--- PROMPT ---
Search the records below for the string "avatar" and copy each line where it turns up.

*** INFORMATION PROVIDED Section Begins ***

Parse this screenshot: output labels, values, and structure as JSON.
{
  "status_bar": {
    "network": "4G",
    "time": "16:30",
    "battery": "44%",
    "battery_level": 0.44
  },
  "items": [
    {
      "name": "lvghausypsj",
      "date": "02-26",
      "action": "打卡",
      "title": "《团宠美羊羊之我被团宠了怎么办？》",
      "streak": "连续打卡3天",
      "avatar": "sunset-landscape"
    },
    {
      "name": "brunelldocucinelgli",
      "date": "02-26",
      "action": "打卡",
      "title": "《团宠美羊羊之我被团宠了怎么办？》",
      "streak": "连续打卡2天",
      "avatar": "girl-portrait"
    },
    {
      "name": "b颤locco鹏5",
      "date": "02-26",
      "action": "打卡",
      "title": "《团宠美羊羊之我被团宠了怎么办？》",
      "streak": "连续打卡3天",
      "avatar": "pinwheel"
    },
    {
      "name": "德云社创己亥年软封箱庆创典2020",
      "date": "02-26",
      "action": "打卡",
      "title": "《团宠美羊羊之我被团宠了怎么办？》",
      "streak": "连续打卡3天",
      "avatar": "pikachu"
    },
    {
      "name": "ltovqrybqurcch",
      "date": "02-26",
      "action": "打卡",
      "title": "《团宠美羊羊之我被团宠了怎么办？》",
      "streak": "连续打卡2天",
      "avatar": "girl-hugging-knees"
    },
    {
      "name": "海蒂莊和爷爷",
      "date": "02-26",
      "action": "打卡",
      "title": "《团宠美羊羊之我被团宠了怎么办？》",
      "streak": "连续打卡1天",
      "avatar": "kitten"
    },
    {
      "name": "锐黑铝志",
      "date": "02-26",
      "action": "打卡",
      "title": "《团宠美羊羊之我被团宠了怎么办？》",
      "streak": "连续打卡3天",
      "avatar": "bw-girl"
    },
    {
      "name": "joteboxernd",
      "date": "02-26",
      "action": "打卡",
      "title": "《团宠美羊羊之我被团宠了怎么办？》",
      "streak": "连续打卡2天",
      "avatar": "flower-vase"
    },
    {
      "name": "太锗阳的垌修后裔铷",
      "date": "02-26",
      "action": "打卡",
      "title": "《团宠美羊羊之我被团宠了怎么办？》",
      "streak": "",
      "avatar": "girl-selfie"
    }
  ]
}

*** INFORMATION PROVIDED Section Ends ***
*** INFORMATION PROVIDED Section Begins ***

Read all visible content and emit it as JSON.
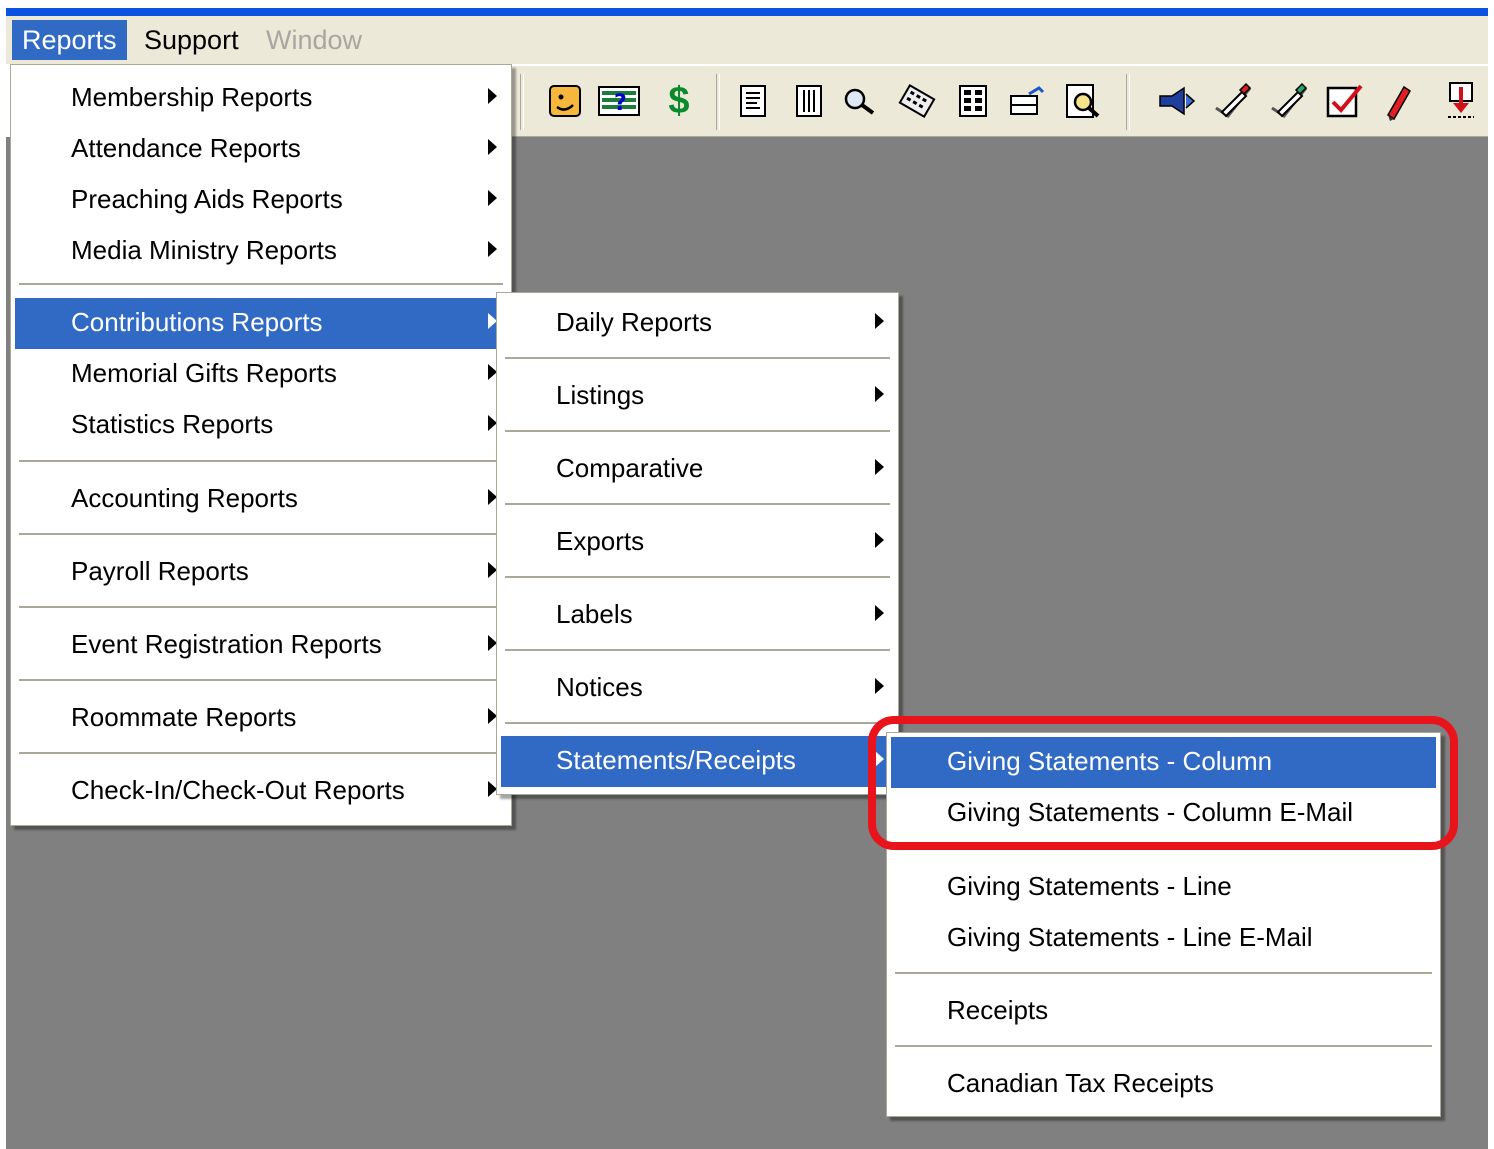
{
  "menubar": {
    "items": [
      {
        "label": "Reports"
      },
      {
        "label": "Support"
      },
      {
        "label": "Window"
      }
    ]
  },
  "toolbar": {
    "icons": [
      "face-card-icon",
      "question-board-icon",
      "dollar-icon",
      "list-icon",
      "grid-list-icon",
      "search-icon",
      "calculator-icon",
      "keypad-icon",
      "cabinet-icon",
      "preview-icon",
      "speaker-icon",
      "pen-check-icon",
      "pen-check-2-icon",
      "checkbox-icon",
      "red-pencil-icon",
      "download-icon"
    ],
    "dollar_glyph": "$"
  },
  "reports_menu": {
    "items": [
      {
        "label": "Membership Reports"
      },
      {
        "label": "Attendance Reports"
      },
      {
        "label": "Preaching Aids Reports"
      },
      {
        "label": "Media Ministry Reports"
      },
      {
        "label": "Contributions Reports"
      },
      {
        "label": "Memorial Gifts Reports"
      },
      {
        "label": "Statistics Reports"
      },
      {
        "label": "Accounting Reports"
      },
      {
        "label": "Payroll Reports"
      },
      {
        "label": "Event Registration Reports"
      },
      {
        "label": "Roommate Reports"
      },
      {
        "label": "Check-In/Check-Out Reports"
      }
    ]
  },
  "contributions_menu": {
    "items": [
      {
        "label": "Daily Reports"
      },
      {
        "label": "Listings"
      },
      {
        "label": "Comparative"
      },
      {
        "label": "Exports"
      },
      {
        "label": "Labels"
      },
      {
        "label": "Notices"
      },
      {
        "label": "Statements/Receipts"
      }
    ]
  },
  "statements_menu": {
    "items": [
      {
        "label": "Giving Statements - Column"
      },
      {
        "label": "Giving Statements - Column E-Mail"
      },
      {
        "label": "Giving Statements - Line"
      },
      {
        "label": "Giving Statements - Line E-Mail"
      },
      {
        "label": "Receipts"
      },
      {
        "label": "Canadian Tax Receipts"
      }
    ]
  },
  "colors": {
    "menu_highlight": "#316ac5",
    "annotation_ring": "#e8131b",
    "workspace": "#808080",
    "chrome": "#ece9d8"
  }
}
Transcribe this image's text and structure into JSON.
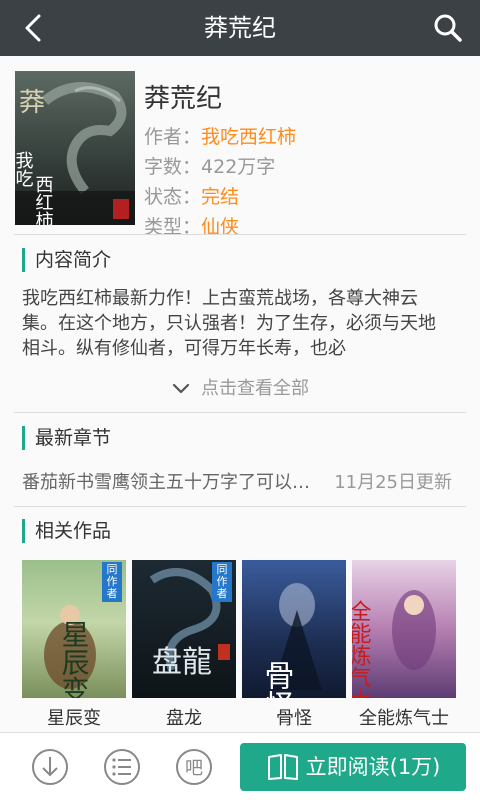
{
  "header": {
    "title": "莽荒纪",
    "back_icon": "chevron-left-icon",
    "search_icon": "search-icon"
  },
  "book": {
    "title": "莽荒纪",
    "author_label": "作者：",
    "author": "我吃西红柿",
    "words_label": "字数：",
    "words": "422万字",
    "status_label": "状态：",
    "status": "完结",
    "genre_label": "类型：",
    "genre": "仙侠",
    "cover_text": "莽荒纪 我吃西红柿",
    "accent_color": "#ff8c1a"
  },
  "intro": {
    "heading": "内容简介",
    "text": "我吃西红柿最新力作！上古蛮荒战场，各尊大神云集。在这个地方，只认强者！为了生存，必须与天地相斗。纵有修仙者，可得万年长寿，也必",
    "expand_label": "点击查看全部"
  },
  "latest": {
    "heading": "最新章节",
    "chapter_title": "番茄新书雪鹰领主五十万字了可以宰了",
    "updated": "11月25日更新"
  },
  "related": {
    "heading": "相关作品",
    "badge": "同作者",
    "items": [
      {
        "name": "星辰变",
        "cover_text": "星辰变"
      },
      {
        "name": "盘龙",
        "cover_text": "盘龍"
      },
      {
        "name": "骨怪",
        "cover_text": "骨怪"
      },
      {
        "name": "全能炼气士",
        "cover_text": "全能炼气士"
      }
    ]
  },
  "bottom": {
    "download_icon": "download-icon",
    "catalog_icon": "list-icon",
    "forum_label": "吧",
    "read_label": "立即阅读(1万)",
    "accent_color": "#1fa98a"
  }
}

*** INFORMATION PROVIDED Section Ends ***
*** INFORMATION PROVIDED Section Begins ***

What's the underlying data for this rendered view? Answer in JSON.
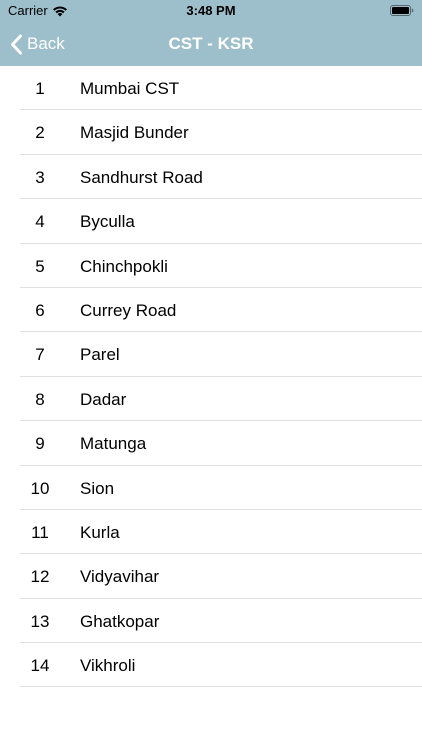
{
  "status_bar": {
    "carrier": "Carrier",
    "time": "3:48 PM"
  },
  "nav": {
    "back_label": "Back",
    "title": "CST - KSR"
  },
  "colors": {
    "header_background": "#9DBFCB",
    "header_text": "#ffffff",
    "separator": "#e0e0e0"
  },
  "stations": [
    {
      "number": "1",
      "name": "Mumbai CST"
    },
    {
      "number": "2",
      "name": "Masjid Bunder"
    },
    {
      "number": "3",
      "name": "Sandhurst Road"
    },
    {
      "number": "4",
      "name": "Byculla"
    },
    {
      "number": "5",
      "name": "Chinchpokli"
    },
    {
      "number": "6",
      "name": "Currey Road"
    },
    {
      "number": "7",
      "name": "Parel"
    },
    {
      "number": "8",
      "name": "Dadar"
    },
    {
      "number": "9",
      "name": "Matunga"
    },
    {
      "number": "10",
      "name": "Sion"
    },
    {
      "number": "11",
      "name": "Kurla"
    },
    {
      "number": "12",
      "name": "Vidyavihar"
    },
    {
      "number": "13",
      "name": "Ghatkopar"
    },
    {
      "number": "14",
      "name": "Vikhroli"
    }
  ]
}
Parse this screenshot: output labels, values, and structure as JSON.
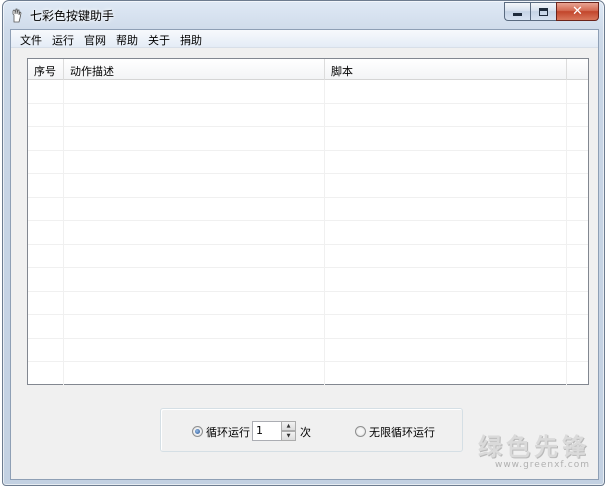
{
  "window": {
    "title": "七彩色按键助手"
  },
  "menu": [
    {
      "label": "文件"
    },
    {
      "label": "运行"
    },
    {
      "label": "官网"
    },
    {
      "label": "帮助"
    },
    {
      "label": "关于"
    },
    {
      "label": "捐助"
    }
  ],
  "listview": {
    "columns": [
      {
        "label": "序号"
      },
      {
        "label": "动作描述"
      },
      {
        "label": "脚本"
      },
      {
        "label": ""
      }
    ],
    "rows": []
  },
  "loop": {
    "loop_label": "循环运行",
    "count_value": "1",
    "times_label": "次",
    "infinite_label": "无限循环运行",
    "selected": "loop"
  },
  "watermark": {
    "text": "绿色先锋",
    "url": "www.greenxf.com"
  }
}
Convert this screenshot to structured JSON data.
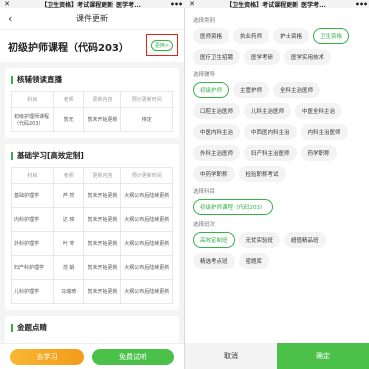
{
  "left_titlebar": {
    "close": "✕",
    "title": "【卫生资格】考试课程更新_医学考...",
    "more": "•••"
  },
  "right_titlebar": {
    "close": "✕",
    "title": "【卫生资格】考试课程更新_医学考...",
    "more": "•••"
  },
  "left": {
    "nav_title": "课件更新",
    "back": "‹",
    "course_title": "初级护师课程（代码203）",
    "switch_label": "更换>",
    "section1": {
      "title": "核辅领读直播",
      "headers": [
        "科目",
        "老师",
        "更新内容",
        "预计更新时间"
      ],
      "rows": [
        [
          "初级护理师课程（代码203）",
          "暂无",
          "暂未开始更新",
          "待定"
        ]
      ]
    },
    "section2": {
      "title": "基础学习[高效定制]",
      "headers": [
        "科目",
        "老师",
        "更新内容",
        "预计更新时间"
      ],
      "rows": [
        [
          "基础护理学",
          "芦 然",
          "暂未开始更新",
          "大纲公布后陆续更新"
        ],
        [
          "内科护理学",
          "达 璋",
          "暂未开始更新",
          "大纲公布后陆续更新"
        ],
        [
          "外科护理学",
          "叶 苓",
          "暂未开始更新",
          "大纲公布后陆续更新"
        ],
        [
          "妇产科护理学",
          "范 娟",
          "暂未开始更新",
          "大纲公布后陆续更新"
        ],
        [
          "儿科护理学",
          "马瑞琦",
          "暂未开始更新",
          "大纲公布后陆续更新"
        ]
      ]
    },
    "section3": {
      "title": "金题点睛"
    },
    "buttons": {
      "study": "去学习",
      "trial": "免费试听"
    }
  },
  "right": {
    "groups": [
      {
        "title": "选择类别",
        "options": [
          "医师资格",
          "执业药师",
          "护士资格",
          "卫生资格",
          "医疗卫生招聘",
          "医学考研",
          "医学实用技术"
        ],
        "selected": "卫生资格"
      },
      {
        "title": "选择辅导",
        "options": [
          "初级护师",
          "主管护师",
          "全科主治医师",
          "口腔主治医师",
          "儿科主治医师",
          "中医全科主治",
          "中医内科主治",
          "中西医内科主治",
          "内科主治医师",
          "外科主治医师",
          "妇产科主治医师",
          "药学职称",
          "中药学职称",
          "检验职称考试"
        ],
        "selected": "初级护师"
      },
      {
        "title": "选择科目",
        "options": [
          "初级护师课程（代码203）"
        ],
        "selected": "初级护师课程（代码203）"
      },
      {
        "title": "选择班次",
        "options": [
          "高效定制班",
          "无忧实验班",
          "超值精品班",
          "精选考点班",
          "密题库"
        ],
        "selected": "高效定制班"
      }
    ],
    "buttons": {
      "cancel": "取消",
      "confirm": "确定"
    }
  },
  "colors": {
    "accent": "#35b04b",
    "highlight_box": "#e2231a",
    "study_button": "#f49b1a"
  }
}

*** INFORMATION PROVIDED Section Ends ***

--- EXERCISE SOLUTION ---
      "avatar": "sunset-landscape"
      "avatar": "girl-portrait"
      "avatar": "pinwheel"
      "avatar": "pikachu"
      "avatar": "girl-hugging-knees"
      "avatar": "kitten"
      "avatar": "bw-girl"
      "avatar": "flower-vase"
      "avatar": "girl-selfie"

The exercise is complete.